(Beginning of INPUT MATERIAL)

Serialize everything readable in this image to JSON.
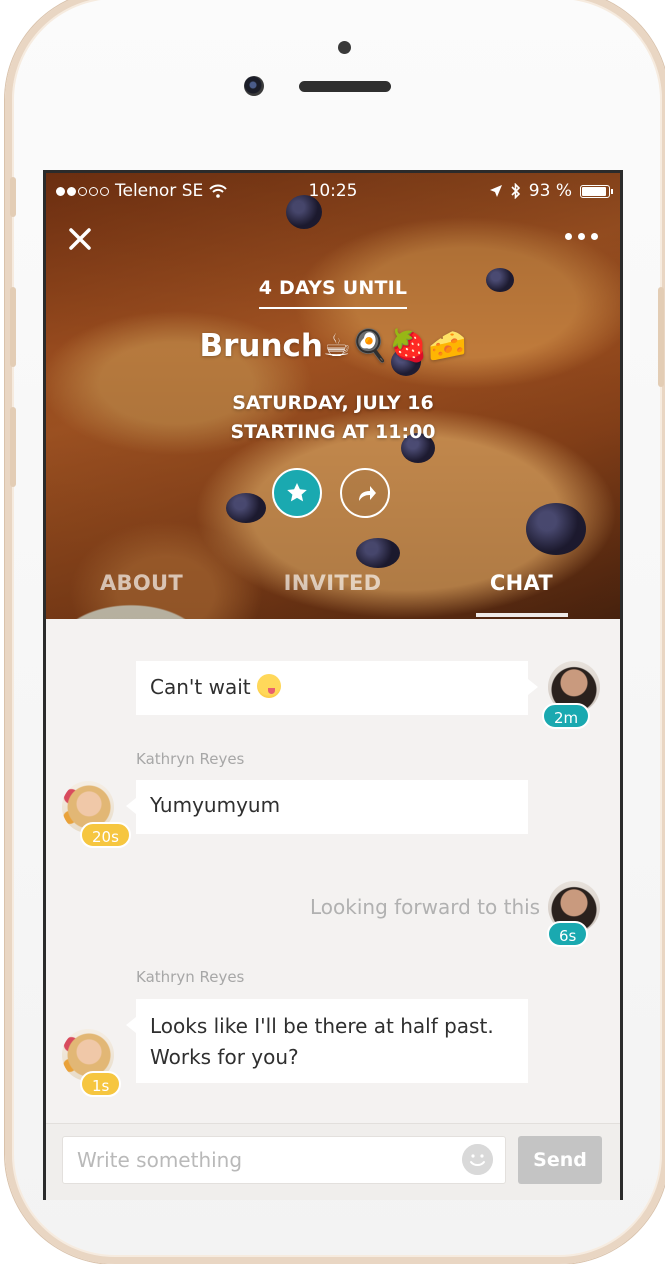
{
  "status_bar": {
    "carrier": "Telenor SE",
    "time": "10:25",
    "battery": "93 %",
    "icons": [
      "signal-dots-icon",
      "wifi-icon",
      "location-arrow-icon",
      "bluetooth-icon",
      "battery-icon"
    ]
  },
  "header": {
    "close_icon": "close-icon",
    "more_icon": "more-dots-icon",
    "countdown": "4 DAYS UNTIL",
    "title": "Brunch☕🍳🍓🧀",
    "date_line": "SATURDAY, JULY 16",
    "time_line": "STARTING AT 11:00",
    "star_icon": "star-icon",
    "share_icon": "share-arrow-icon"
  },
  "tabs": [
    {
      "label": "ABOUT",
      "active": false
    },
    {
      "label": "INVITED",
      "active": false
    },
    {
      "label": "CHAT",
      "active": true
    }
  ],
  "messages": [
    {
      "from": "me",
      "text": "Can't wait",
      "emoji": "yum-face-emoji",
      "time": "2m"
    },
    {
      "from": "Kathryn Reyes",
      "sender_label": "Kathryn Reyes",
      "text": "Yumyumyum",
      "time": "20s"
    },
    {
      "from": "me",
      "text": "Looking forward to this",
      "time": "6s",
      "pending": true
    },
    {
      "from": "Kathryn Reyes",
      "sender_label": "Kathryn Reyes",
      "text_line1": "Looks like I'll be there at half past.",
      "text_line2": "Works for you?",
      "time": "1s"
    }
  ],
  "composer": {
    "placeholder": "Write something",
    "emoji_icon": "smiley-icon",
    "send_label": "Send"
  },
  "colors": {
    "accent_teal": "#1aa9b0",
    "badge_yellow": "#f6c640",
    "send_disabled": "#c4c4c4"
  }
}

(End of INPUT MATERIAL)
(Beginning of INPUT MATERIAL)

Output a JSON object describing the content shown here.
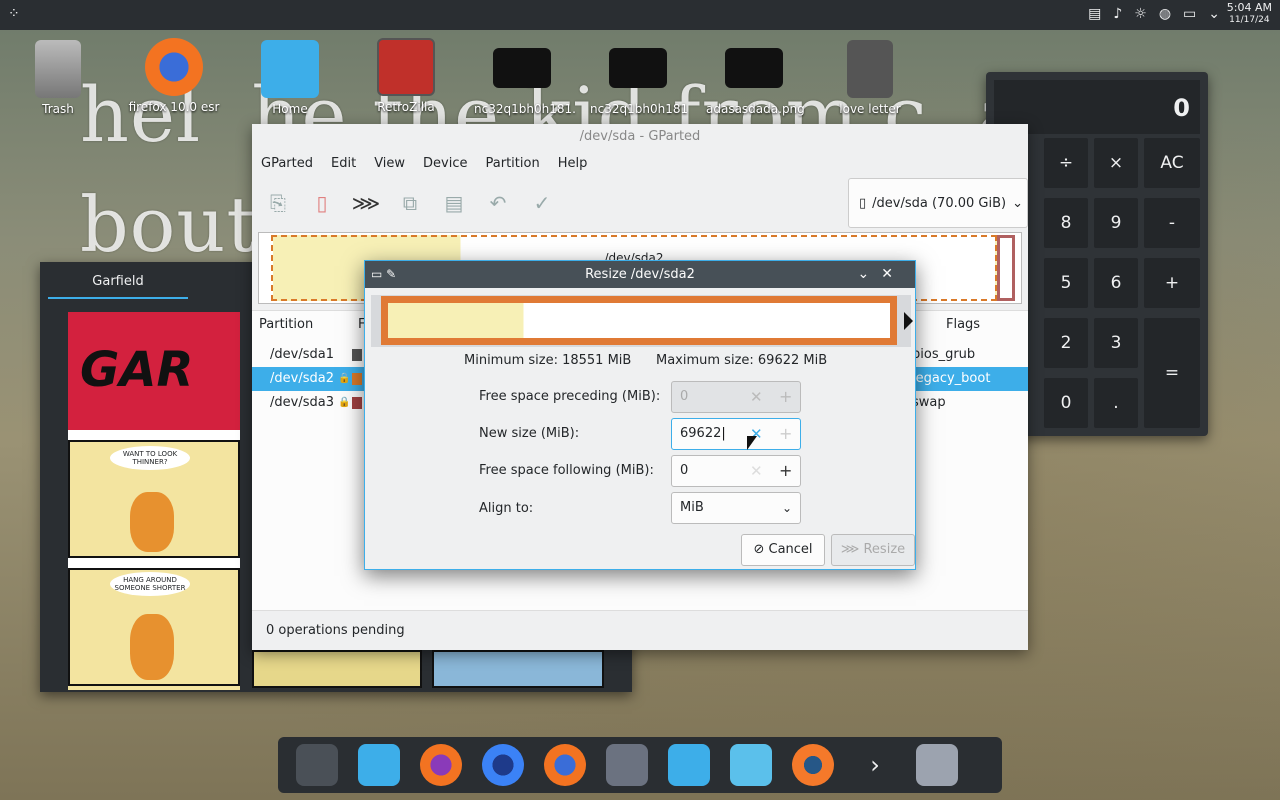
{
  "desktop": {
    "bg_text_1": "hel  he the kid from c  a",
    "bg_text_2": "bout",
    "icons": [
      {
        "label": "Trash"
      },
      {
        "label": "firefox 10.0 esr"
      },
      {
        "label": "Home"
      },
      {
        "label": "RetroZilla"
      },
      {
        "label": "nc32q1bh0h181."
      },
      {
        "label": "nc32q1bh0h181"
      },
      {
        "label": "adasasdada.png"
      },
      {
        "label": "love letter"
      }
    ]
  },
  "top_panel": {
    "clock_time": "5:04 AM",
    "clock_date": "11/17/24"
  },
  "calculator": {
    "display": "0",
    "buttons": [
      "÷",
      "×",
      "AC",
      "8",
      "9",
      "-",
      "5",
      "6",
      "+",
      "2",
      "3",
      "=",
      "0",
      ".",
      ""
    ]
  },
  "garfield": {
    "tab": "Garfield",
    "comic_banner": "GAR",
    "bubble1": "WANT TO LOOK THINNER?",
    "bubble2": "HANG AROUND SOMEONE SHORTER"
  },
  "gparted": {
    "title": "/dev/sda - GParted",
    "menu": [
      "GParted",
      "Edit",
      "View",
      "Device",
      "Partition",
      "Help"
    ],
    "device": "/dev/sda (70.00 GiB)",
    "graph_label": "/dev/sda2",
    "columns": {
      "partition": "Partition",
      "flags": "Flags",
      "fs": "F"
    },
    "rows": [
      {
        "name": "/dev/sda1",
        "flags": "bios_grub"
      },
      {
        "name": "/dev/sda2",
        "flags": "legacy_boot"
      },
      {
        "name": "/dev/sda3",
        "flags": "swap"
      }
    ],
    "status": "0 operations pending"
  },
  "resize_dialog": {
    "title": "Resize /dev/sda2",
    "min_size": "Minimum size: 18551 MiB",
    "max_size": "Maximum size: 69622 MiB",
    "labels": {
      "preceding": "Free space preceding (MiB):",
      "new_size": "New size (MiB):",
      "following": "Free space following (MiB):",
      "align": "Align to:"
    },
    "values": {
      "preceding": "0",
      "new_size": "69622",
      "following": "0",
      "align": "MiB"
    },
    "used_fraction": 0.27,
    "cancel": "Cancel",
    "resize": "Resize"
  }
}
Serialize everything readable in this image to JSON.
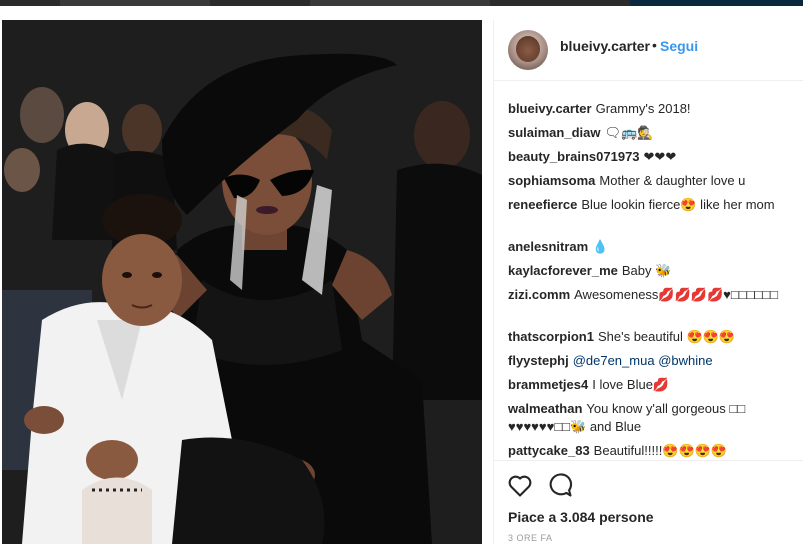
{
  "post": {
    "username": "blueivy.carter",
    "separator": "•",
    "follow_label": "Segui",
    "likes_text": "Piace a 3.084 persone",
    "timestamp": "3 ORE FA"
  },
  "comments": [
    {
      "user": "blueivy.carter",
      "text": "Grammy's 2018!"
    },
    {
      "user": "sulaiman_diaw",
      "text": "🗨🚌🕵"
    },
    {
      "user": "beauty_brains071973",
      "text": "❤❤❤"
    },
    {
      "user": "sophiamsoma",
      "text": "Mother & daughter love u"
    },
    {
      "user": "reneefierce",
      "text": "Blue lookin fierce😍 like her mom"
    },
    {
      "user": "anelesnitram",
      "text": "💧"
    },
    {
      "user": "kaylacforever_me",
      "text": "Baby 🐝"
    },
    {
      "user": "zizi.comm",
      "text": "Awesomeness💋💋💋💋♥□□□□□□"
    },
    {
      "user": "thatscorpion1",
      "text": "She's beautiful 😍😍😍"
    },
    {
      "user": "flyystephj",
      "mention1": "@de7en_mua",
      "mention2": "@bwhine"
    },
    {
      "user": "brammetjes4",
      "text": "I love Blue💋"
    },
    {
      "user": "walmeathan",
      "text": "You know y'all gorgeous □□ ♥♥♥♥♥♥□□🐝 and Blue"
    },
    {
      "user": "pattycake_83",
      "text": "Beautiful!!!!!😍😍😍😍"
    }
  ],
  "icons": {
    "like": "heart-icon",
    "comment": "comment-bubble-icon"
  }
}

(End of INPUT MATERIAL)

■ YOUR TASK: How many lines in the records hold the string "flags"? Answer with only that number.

■ ANSWER FOR THIS EXERCISE: 4